BEGIN EXCERPTED RECORDS

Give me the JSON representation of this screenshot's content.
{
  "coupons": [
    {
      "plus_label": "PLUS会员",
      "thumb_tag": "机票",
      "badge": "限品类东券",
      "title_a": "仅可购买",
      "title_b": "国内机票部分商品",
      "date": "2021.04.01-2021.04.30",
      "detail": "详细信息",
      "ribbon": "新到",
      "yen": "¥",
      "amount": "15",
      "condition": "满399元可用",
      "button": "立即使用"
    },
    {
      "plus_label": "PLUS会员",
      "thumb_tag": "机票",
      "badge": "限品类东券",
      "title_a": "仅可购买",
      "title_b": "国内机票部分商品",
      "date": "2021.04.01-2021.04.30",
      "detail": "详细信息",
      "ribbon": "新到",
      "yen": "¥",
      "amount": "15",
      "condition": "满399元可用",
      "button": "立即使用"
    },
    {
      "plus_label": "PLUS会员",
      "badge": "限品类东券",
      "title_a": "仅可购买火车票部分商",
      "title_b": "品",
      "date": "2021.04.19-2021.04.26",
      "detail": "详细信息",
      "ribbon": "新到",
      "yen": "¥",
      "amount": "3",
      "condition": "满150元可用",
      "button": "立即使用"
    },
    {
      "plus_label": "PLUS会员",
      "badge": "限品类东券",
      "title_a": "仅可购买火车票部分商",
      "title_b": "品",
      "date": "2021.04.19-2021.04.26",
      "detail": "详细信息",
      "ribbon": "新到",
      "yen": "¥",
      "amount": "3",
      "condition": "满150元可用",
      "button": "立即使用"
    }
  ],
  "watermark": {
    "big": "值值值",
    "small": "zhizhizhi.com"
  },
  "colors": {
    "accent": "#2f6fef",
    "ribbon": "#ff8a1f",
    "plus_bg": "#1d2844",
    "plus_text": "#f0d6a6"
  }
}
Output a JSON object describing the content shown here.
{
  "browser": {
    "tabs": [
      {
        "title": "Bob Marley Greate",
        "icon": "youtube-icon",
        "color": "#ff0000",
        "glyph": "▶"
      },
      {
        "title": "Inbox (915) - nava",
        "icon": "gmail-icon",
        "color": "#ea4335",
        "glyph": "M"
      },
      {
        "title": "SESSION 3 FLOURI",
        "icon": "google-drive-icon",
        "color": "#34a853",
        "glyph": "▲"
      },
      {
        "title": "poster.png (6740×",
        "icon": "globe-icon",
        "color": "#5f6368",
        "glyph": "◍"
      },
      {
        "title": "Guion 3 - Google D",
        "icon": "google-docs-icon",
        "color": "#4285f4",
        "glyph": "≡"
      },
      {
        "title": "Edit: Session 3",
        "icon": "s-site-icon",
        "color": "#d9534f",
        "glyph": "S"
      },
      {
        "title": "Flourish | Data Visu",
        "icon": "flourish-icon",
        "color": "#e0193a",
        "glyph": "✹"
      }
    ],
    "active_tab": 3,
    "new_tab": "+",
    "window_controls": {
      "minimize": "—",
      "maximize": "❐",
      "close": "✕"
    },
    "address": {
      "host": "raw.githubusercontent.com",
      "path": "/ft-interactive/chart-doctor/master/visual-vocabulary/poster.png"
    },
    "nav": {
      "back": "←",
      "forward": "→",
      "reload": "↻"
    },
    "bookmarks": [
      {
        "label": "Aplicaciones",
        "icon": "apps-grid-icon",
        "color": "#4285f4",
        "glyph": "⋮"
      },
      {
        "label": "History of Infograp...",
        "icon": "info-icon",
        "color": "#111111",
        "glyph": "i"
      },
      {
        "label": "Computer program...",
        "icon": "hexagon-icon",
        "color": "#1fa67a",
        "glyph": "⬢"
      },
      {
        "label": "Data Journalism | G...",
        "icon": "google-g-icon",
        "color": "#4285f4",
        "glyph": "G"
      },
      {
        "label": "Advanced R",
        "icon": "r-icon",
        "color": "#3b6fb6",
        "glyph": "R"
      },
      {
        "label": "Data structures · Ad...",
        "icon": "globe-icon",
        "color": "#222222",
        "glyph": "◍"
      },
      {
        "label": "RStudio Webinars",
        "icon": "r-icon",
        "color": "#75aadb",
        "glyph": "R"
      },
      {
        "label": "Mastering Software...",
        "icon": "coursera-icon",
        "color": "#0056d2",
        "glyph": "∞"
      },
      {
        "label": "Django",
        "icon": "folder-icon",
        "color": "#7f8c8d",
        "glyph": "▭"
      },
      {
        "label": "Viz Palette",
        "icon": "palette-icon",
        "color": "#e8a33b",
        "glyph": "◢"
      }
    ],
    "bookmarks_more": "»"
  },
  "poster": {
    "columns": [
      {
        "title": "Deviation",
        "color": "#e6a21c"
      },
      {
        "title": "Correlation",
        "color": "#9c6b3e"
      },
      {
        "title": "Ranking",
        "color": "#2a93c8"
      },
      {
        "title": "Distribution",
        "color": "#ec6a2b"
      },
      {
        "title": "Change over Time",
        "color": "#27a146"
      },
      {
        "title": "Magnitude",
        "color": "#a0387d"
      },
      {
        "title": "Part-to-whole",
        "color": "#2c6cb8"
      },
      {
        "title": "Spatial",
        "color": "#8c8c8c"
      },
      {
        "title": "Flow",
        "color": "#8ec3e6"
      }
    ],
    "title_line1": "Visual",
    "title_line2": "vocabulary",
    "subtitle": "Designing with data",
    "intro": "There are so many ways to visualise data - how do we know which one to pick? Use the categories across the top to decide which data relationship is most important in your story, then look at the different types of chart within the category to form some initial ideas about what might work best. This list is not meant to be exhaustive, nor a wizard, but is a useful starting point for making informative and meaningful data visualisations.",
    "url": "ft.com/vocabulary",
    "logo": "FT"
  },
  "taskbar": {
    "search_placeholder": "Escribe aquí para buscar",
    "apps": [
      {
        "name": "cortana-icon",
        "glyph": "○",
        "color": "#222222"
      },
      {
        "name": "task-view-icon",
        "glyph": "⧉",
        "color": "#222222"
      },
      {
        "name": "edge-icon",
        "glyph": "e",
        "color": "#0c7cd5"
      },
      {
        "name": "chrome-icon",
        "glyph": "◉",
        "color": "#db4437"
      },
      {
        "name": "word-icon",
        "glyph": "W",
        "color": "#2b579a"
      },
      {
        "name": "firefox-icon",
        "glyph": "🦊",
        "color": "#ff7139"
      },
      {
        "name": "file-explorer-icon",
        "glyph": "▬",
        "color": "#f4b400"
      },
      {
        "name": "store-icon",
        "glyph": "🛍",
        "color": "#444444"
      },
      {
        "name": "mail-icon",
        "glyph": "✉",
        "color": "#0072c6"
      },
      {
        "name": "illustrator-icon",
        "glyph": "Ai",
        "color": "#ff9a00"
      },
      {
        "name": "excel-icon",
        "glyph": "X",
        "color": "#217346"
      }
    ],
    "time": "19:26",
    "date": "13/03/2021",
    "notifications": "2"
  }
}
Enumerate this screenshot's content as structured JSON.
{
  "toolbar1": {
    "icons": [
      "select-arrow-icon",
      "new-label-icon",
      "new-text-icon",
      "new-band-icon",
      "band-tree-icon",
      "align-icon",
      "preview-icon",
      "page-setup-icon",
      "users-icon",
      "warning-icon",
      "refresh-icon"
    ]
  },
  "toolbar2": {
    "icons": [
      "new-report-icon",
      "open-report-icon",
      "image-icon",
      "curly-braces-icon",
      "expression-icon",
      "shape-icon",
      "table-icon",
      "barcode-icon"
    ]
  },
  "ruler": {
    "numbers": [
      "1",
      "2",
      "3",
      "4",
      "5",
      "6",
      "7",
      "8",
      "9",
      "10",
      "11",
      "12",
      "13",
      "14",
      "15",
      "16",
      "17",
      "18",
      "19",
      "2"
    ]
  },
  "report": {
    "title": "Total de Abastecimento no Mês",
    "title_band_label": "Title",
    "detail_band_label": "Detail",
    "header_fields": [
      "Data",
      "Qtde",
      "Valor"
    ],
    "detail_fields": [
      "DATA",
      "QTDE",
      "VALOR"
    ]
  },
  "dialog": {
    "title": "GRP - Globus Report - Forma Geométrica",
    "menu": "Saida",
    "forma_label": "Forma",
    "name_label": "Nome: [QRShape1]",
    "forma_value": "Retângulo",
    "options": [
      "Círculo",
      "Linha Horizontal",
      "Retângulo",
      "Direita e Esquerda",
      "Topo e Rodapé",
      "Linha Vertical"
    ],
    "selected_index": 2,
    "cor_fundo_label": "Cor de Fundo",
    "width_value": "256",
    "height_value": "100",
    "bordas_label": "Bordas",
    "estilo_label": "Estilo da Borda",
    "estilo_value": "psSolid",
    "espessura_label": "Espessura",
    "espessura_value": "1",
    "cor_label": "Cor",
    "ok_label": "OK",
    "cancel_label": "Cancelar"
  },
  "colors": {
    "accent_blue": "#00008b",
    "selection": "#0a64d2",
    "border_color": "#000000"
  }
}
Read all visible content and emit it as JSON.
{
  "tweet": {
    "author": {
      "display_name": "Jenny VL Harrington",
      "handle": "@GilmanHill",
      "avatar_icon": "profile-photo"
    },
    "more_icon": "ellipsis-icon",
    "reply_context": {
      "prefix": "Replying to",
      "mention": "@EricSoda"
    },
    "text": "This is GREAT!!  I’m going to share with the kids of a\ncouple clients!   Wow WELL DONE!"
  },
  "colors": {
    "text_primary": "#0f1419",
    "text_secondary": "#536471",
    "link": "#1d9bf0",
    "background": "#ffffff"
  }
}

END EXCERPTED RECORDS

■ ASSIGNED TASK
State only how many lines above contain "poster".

■ EXERCISE RESPONSE
3